*** MATERIAL SHOWN ***

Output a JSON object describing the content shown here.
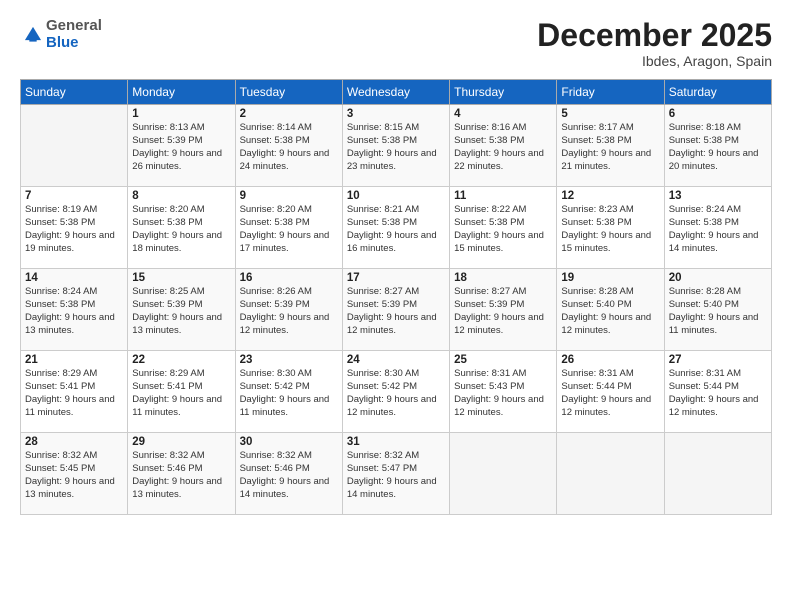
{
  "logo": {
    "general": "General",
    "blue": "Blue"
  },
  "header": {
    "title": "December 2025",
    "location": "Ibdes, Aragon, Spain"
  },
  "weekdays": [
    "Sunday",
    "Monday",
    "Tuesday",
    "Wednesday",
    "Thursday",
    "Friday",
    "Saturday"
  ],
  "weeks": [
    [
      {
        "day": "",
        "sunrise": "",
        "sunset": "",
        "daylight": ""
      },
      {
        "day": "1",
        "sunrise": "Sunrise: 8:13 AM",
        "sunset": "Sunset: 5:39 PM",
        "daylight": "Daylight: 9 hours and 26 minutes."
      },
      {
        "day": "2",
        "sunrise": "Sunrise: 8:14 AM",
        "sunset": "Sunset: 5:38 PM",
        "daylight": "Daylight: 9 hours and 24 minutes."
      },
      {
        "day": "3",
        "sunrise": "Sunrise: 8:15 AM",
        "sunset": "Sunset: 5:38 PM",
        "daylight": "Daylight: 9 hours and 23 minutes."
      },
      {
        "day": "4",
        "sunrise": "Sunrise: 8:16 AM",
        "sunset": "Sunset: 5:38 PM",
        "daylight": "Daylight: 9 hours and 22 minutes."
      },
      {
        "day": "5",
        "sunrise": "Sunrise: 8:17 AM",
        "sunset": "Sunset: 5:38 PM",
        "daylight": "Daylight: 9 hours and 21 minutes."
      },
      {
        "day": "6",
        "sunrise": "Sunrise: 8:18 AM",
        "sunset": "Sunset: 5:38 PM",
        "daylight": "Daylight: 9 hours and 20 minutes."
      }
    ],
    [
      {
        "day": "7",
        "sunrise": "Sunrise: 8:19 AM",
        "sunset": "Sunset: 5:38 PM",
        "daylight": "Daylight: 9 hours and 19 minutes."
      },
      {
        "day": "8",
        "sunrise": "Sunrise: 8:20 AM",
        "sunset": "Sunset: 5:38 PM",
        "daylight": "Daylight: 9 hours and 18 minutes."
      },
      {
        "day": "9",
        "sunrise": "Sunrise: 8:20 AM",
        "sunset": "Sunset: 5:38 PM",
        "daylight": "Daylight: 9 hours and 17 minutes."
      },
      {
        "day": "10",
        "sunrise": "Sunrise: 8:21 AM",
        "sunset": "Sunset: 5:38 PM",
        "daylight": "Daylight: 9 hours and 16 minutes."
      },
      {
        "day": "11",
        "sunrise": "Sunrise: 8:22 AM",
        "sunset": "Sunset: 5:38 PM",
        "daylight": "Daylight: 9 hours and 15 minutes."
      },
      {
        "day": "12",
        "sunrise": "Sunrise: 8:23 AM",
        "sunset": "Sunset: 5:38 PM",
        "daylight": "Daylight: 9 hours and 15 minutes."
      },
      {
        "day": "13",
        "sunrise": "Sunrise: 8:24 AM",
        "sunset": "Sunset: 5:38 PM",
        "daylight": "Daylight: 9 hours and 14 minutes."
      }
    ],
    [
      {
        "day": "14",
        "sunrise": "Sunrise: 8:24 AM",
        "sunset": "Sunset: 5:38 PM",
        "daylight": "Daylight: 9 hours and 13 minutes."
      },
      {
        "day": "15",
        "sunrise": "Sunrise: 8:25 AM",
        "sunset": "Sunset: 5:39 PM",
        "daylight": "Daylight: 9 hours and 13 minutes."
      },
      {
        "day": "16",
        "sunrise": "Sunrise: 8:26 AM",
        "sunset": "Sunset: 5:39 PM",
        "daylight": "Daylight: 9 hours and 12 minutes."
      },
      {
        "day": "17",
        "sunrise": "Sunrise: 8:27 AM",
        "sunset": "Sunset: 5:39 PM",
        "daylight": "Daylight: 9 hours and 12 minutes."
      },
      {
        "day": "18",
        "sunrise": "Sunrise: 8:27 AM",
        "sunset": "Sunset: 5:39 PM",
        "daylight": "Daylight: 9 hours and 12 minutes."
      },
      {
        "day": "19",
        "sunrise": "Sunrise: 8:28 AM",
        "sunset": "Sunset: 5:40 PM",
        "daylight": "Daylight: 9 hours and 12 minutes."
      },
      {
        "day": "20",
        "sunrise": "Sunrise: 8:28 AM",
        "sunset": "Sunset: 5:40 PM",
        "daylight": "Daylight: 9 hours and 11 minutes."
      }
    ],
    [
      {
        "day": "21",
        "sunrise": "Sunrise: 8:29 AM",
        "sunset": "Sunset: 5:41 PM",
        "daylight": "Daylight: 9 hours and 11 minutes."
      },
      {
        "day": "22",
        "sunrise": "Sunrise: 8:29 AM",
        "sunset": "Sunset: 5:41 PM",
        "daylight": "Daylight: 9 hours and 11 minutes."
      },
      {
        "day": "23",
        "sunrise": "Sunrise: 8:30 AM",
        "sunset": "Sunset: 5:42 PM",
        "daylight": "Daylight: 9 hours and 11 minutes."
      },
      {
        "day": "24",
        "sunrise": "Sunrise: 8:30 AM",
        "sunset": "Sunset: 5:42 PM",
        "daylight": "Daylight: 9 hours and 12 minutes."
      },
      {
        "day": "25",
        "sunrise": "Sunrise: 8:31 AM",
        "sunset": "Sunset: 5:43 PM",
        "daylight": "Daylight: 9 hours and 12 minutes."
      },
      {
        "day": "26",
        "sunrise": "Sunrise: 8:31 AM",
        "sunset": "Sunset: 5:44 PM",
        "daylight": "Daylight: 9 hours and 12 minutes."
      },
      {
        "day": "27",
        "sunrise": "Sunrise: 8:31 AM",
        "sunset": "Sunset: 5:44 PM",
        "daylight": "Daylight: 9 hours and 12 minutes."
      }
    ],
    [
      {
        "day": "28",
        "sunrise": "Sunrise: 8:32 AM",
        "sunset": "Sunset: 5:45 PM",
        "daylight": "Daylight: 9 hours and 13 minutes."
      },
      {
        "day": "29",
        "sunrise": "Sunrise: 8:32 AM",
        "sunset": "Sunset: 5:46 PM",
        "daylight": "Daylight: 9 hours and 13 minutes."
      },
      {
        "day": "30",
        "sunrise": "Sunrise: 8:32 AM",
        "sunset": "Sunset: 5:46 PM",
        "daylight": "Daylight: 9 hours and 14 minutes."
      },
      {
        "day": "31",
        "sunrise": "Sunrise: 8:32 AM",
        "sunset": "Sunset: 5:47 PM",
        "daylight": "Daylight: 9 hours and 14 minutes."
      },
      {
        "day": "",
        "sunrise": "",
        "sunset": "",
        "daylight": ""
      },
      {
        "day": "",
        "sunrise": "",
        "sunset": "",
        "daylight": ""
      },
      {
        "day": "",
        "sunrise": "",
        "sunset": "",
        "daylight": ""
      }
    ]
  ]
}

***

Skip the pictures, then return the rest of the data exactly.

Output a JSON object describing the content shown here.
{
  "logo": {
    "general": "General",
    "blue": "Blue"
  },
  "header": {
    "title": "December 2025",
    "location": "Ibdes, Aragon, Spain"
  },
  "weekdays": [
    "Sunday",
    "Monday",
    "Tuesday",
    "Wednesday",
    "Thursday",
    "Friday",
    "Saturday"
  ],
  "weeks": [
    [
      {
        "day": "",
        "sunrise": "",
        "sunset": "",
        "daylight": ""
      },
      {
        "day": "1",
        "sunrise": "Sunrise: 8:13 AM",
        "sunset": "Sunset: 5:39 PM",
        "daylight": "Daylight: 9 hours and 26 minutes."
      },
      {
        "day": "2",
        "sunrise": "Sunrise: 8:14 AM",
        "sunset": "Sunset: 5:38 PM",
        "daylight": "Daylight: 9 hours and 24 minutes."
      },
      {
        "day": "3",
        "sunrise": "Sunrise: 8:15 AM",
        "sunset": "Sunset: 5:38 PM",
        "daylight": "Daylight: 9 hours and 23 minutes."
      },
      {
        "day": "4",
        "sunrise": "Sunrise: 8:16 AM",
        "sunset": "Sunset: 5:38 PM",
        "daylight": "Daylight: 9 hours and 22 minutes."
      },
      {
        "day": "5",
        "sunrise": "Sunrise: 8:17 AM",
        "sunset": "Sunset: 5:38 PM",
        "daylight": "Daylight: 9 hours and 21 minutes."
      },
      {
        "day": "6",
        "sunrise": "Sunrise: 8:18 AM",
        "sunset": "Sunset: 5:38 PM",
        "daylight": "Daylight: 9 hours and 20 minutes."
      }
    ],
    [
      {
        "day": "7",
        "sunrise": "Sunrise: 8:19 AM",
        "sunset": "Sunset: 5:38 PM",
        "daylight": "Daylight: 9 hours and 19 minutes."
      },
      {
        "day": "8",
        "sunrise": "Sunrise: 8:20 AM",
        "sunset": "Sunset: 5:38 PM",
        "daylight": "Daylight: 9 hours and 18 minutes."
      },
      {
        "day": "9",
        "sunrise": "Sunrise: 8:20 AM",
        "sunset": "Sunset: 5:38 PM",
        "daylight": "Daylight: 9 hours and 17 minutes."
      },
      {
        "day": "10",
        "sunrise": "Sunrise: 8:21 AM",
        "sunset": "Sunset: 5:38 PM",
        "daylight": "Daylight: 9 hours and 16 minutes."
      },
      {
        "day": "11",
        "sunrise": "Sunrise: 8:22 AM",
        "sunset": "Sunset: 5:38 PM",
        "daylight": "Daylight: 9 hours and 15 minutes."
      },
      {
        "day": "12",
        "sunrise": "Sunrise: 8:23 AM",
        "sunset": "Sunset: 5:38 PM",
        "daylight": "Daylight: 9 hours and 15 minutes."
      },
      {
        "day": "13",
        "sunrise": "Sunrise: 8:24 AM",
        "sunset": "Sunset: 5:38 PM",
        "daylight": "Daylight: 9 hours and 14 minutes."
      }
    ],
    [
      {
        "day": "14",
        "sunrise": "Sunrise: 8:24 AM",
        "sunset": "Sunset: 5:38 PM",
        "daylight": "Daylight: 9 hours and 13 minutes."
      },
      {
        "day": "15",
        "sunrise": "Sunrise: 8:25 AM",
        "sunset": "Sunset: 5:39 PM",
        "daylight": "Daylight: 9 hours and 13 minutes."
      },
      {
        "day": "16",
        "sunrise": "Sunrise: 8:26 AM",
        "sunset": "Sunset: 5:39 PM",
        "daylight": "Daylight: 9 hours and 12 minutes."
      },
      {
        "day": "17",
        "sunrise": "Sunrise: 8:27 AM",
        "sunset": "Sunset: 5:39 PM",
        "daylight": "Daylight: 9 hours and 12 minutes."
      },
      {
        "day": "18",
        "sunrise": "Sunrise: 8:27 AM",
        "sunset": "Sunset: 5:39 PM",
        "daylight": "Daylight: 9 hours and 12 minutes."
      },
      {
        "day": "19",
        "sunrise": "Sunrise: 8:28 AM",
        "sunset": "Sunset: 5:40 PM",
        "daylight": "Daylight: 9 hours and 12 minutes."
      },
      {
        "day": "20",
        "sunrise": "Sunrise: 8:28 AM",
        "sunset": "Sunset: 5:40 PM",
        "daylight": "Daylight: 9 hours and 11 minutes."
      }
    ],
    [
      {
        "day": "21",
        "sunrise": "Sunrise: 8:29 AM",
        "sunset": "Sunset: 5:41 PM",
        "daylight": "Daylight: 9 hours and 11 minutes."
      },
      {
        "day": "22",
        "sunrise": "Sunrise: 8:29 AM",
        "sunset": "Sunset: 5:41 PM",
        "daylight": "Daylight: 9 hours and 11 minutes."
      },
      {
        "day": "23",
        "sunrise": "Sunrise: 8:30 AM",
        "sunset": "Sunset: 5:42 PM",
        "daylight": "Daylight: 9 hours and 11 minutes."
      },
      {
        "day": "24",
        "sunrise": "Sunrise: 8:30 AM",
        "sunset": "Sunset: 5:42 PM",
        "daylight": "Daylight: 9 hours and 12 minutes."
      },
      {
        "day": "25",
        "sunrise": "Sunrise: 8:31 AM",
        "sunset": "Sunset: 5:43 PM",
        "daylight": "Daylight: 9 hours and 12 minutes."
      },
      {
        "day": "26",
        "sunrise": "Sunrise: 8:31 AM",
        "sunset": "Sunset: 5:44 PM",
        "daylight": "Daylight: 9 hours and 12 minutes."
      },
      {
        "day": "27",
        "sunrise": "Sunrise: 8:31 AM",
        "sunset": "Sunset: 5:44 PM",
        "daylight": "Daylight: 9 hours and 12 minutes."
      }
    ],
    [
      {
        "day": "28",
        "sunrise": "Sunrise: 8:32 AM",
        "sunset": "Sunset: 5:45 PM",
        "daylight": "Daylight: 9 hours and 13 minutes."
      },
      {
        "day": "29",
        "sunrise": "Sunrise: 8:32 AM",
        "sunset": "Sunset: 5:46 PM",
        "daylight": "Daylight: 9 hours and 13 minutes."
      },
      {
        "day": "30",
        "sunrise": "Sunrise: 8:32 AM",
        "sunset": "Sunset: 5:46 PM",
        "daylight": "Daylight: 9 hours and 14 minutes."
      },
      {
        "day": "31",
        "sunrise": "Sunrise: 8:32 AM",
        "sunset": "Sunset: 5:47 PM",
        "daylight": "Daylight: 9 hours and 14 minutes."
      },
      {
        "day": "",
        "sunrise": "",
        "sunset": "",
        "daylight": ""
      },
      {
        "day": "",
        "sunrise": "",
        "sunset": "",
        "daylight": ""
      },
      {
        "day": "",
        "sunrise": "",
        "sunset": "",
        "daylight": ""
      }
    ]
  ]
}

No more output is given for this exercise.